By Tina Comeau
Babies were baptized there. People were married there. When people died, their lives were mourned and celebrated there.
And on Sundays people worshipped there.
But last week marked a new era for Zion Baptist United Church – specifically, it marked the end of an era as the demolition of the building got underway.
(You can see videos here and here.)
After months of stripping away the interior of the building, attention turned to the exterior. Stairs leading into the church were broken apart. Bricks were removed from sections of the building and a chimney in the back to protect nearby structures from damage when the church is knocked down. And the bell tower – long an iconic part of the Parade Street landscape – was partially dismantled so the bell inside could be removed.
This week the demolition continues.
“We’ve got a big excavator here and we’ll use that to take it down a little at a time,” explains Marinus Verhagen, owner of Verhagen Demolition Ltd. of New Glasgow. “We’ll start on the back end and then work our way to the front. Once the building is down and gone we’ll put the brick in the basement (to fill the hole) and then we’ll put fill over it and topsoil over that and then put the seed to her.”
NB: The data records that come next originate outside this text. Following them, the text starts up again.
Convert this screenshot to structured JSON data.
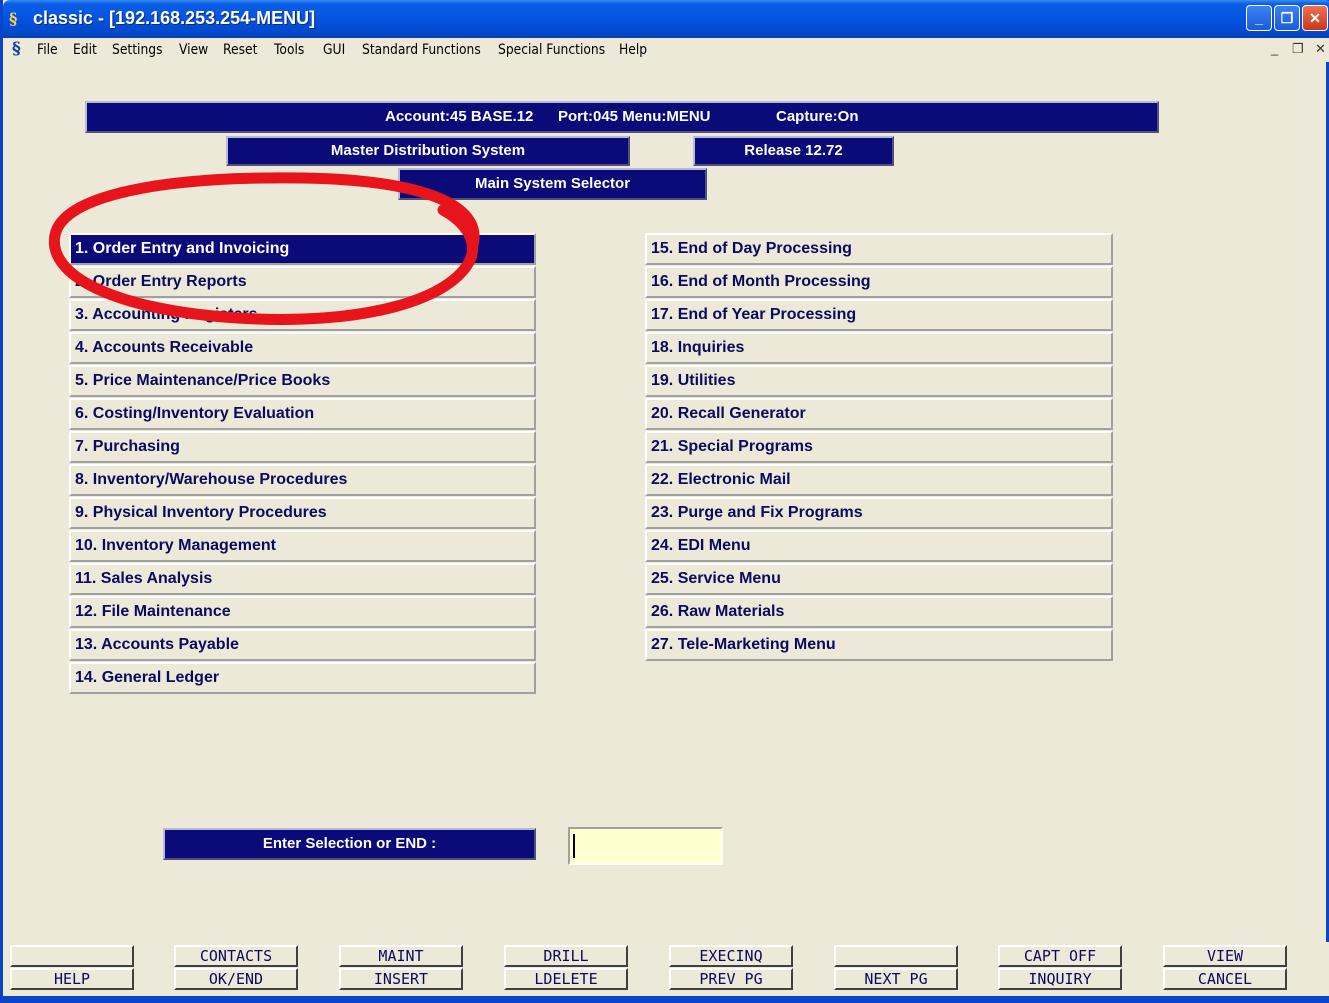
{
  "window": {
    "title": "classic - [192.168.253.254-MENU]",
    "app_icon": "sh-app-icon",
    "minimize": "_",
    "maximize": "❐",
    "close": "✕"
  },
  "menubar": {
    "items": [
      "File",
      "Edit",
      "Settings",
      "View",
      "Reset",
      "Tools",
      "GUI",
      "Standard Functions",
      "Special Functions",
      "Help"
    ],
    "mdi_minimize": "_",
    "mdi_restore": "❐",
    "mdi_close": "✕"
  },
  "header": {
    "account": "Account:45 BASE.12",
    "port_menu": "Port:045 Menu:MENU",
    "capture": "Capture:On",
    "system": "Master Distribution System",
    "release": "Release 12.72",
    "selector": "Main System Selector"
  },
  "left_menu": [
    "1. Order Entry and Invoicing",
    "2. Order Entry Reports",
    "3. Accounting Registers",
    "4. Accounts Receivable",
    "5. Price Maintenance/Price Books",
    "6. Costing/Inventory Evaluation",
    "7. Purchasing",
    "8. Inventory/Warehouse Procedures",
    "9. Physical Inventory Procedures",
    "10. Inventory Management",
    "11. Sales Analysis",
    "12. File Maintenance",
    "13. Accounts Payable",
    "14. General Ledger"
  ],
  "right_menu": [
    "15. End of Day Processing",
    "16. End of Month Processing",
    "17. End of Year Processing",
    "18. Inquiries",
    "19. Utilities",
    "20. Recall Generator",
    "21. Special Programs",
    "22. Electronic Mail",
    "23. Purge and Fix Programs",
    "24. EDI Menu",
    "25. Service Menu",
    "26. Raw Materials",
    "27. Tele-Marketing Menu"
  ],
  "selected_item": 1,
  "annotation": {
    "color": "#e8141c",
    "shape": "ellipse-highlight"
  },
  "prompt": {
    "label": "Enter Selection or END :",
    "value": ""
  },
  "function_keys": {
    "top": [
      "",
      "CONTACTS",
      "MAINT",
      "DRILL",
      "EXECINQ",
      "",
      "CAPT OFF",
      "VIEW"
    ],
    "bottom": [
      "HELP",
      "OK/END",
      "INSERT",
      "LDELETE",
      "PREV PG",
      "NEXT PG",
      "INQUIRY",
      "CANCEL"
    ]
  },
  "colors": {
    "navy": "#0a0a78",
    "background": "#ece9d8",
    "input_bg": "#ffffd0"
  }
}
The demolition is attracting a lot of interest, along with sadness, given the building’s architecture and its long history in Yarmouth. The church was built in 1895. People stand on the sidewalk watching as more and more of the church is chipped away. Many take photos and can be heard uttering the words, “It’s such a shame.”
But the church’s age has worked against it. Over the years costly and concerning structural issues have arisen. The integrity of exterior walls and the bell tower has been in question due to damage associated with years of water penetration, freezing and thawing. The trustees of the church said the building was in need of repairs that would cost approximately $1 million. The shrinking congregation couldn’t afford to repair and continue to maintain the building, which also led to concerns over liability.
There were some efforts to try and save the church, including by the Heritage Trust of Nova Scotia.
And so the last service in the church was held in late December.
Since then everything that could be salvaged inside the church has been, including the organ, pews, inner stained glass panels, cabinetry, books, etc. If something had been donated to the church, those families or individuals were contacted and the items were offered back to them.
Baptist ministers in the area were invited to come in and take what they wanted.
“Anything that had any significance, spiritual ties, went to all of these different churches,” says Rick Pitman, one of the trustees.
Youth groups also benefitted from items. Lastly things were offered to the public.
“The pews went very, very fast,” Pitman says.
The bell that was retrieved from the bell tower – an inscription on it reads: Presented by Hon. John Lovitt, 1900 – will be displayed at the Yarmouth County Museum.
It will cost around $150,000 to demolish the building. The cost is being covered by the church. A demolition contract was put out to tender, first to local companies but because it would have required those companies to send out their workers for weeks of training it wasn’t an appealing or affordable option.
The trustees are pleased with the company that is doing the work, noting they are experts in the field and do demolition work throughout Atlantic Canada.
Although there had been talk in the past about building a new church, this is no longer the plan. Pitman says the congregation just isn’t large enough to justify the building of another church.
“You’ve got to build a congregation back up and most of us are at the age now where you haven’t got the strength and the drive to work hard to build up a congregation,” he says. “You want to move on with your life.”
Those who used to worship at Zion have moved onto other churches, he says. The majority has gone to the Yarmouth North Baptist Church.
But while member of the congregation are starting a new chapter, the church’s trustees, like others, agree this closing chapter of Yarmouth’s history is an emotional one.
“The good Lord gave us this building and we’re trying to see that it’s put to rest properly,” says Pitman. “Still, it’s going to be sad when she comes down.”